Des Moines (April 30, 2014)
— The National
Federation of Independent Business (NFIB) today put US senators on notice
that their votes today on whether to raise the federal minimum wage by 37
percent will count heavily among small business owners in Iowa.
“Iowa has made progress in recent years
improving the state’s competitive position,” said NFIB State Director Kristin Failor.
“The federal proposal would raise costs by 37 percent, making it harder
for small business owners in Iowa hire
and retain workers without making painful cuts elsewhere that will affect
prices and service.”
sent a letter to the United States Senate notifying members that S-2223 will
count as a Key Vote in the NFIB Voting Record for the 113th Congress. The bill, entitled the Minimum
Wage Fairness Act, would increase the minimum wage to $10.10, increase
tipped wage, and permanently index it to inflation.
organization opposes the measure as a danger to small businesses that are least
able to absorb a big increase in the cost labor.
again, lawmakers are targeting the nation’s economic engine – small business
owners – with an anti-employer agenda,” said NFIB Manager of Legislative Affairs Ashley Fingarson. “With
increases to health care costs, higher taxes, more costly regulations, and now
a dramatic minimum wage increase, small business owners simply can’t afford
another excessive government mandate. It

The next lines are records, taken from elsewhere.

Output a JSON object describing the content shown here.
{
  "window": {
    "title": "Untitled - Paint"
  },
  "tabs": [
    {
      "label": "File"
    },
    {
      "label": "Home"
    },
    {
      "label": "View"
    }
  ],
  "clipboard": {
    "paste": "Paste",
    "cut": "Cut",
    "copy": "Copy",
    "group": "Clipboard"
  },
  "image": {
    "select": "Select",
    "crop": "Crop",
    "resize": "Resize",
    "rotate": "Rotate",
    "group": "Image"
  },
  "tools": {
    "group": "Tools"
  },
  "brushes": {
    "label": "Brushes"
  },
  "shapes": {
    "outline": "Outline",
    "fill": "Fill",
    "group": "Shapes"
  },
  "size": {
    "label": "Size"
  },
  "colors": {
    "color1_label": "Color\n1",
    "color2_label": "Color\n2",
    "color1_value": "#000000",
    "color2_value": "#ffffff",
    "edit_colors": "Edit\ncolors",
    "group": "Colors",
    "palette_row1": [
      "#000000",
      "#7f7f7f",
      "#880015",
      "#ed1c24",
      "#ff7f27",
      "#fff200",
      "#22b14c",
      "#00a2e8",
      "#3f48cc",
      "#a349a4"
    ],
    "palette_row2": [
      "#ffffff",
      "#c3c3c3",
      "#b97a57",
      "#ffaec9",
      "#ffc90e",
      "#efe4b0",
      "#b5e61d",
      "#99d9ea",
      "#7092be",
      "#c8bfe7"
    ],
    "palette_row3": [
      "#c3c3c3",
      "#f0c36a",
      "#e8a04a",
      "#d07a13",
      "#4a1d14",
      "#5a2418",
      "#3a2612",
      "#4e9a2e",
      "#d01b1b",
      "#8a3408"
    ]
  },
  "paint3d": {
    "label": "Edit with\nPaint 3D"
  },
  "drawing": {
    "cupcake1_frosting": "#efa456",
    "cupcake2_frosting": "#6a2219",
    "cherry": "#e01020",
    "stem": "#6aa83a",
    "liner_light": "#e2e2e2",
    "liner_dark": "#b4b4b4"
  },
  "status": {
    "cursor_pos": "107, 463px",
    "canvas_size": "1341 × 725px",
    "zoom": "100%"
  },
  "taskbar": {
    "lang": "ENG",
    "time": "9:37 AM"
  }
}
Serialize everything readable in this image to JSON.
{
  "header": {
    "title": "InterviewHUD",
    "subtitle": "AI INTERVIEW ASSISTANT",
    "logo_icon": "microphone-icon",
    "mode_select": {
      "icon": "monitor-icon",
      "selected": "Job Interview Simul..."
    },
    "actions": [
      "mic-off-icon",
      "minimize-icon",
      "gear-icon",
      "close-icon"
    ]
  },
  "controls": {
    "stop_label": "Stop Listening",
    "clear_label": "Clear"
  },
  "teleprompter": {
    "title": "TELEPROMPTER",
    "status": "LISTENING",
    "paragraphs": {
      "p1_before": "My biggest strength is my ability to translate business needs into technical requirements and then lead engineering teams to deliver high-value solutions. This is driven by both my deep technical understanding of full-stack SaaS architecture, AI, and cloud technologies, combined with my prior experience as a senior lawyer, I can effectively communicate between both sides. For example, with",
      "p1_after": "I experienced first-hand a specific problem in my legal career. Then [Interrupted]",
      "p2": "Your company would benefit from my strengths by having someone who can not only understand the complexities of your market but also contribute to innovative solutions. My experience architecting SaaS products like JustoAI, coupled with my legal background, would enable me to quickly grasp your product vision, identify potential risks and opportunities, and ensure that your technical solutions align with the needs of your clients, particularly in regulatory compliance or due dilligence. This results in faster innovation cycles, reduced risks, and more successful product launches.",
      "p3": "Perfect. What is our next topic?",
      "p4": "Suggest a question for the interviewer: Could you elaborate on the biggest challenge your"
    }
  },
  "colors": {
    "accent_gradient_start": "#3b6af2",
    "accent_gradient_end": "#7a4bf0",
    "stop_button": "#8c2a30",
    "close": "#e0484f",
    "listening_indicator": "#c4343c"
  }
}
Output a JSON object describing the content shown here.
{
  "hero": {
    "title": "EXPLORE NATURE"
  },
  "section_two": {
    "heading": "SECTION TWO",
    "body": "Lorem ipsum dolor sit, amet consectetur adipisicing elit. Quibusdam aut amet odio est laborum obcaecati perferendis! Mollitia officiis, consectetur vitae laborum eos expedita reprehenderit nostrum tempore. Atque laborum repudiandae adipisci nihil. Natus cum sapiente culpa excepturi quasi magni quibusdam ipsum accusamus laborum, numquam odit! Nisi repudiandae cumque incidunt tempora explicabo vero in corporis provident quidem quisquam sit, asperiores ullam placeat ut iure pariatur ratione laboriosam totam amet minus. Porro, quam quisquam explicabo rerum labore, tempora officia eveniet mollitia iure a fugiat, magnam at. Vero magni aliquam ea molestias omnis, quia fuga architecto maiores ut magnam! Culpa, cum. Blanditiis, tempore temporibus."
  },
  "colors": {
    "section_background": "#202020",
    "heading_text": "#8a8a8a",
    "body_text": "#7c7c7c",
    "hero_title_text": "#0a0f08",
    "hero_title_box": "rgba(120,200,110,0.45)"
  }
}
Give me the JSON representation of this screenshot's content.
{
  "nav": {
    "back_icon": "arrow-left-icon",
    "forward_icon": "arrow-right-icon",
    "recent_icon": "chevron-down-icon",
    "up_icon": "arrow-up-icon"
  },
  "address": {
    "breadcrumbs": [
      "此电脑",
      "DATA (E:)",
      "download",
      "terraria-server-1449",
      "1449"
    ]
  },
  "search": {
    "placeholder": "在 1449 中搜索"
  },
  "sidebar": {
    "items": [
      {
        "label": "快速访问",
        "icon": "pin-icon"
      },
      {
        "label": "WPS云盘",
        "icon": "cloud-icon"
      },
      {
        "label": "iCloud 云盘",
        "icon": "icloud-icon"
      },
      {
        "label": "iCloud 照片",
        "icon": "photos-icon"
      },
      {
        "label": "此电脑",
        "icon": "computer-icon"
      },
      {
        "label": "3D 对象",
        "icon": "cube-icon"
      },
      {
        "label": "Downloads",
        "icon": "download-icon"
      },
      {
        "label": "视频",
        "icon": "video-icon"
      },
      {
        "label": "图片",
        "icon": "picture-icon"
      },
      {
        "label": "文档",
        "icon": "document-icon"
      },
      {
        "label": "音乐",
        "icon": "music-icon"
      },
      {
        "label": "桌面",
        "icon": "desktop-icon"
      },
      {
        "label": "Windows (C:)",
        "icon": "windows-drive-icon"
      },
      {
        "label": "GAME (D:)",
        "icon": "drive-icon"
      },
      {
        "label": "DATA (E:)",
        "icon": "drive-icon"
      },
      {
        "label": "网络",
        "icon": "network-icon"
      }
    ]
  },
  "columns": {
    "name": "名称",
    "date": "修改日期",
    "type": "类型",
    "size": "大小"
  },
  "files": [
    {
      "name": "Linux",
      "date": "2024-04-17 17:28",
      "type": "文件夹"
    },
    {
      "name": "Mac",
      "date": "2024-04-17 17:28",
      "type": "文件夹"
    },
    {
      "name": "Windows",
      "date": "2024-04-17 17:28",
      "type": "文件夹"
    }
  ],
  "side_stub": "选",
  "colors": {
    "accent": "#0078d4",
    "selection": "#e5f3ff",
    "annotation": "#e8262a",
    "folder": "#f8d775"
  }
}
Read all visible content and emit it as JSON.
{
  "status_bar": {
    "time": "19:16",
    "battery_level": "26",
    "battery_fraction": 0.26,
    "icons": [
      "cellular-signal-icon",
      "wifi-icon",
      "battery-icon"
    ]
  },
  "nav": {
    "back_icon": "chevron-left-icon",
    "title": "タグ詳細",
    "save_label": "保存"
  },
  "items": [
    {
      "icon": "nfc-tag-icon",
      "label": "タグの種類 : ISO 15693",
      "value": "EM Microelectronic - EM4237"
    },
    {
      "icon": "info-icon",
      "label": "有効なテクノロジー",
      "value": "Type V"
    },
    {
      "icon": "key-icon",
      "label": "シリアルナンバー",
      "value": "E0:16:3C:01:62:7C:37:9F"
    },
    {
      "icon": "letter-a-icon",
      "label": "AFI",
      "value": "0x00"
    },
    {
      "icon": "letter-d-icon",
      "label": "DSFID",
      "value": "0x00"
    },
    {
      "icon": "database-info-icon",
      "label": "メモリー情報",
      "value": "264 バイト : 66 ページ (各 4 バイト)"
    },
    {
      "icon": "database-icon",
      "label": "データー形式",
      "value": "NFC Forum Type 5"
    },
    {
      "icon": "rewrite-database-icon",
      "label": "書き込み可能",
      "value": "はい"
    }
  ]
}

could not be clearer from our studies and the recent Congressional Budget Office
report – raising the minimum wage will kill
jobs and stifle economic output.”
NFIB uses Key Votes each Congress to
rate members of Congress and the US Senate. The information is then compiled
and sent to each Congressional office at the end of the congressional session. Lawmakers who vote with small business at
least 70 percent of the time are eligible for NFIB’s Guardian of Small Business
Award and potentially its endorsement for reelection. The NFIB Voting Record also highlights
lawmakers who vote against small business on most key issues.
“A lot of elected officials talk
about supporting small businesses but their voting records sometimes tell a
different story,” said Failor. “This is a very important issue for small
businesses in Iowa and we want our
senators to know that before they vote on Wednesday.”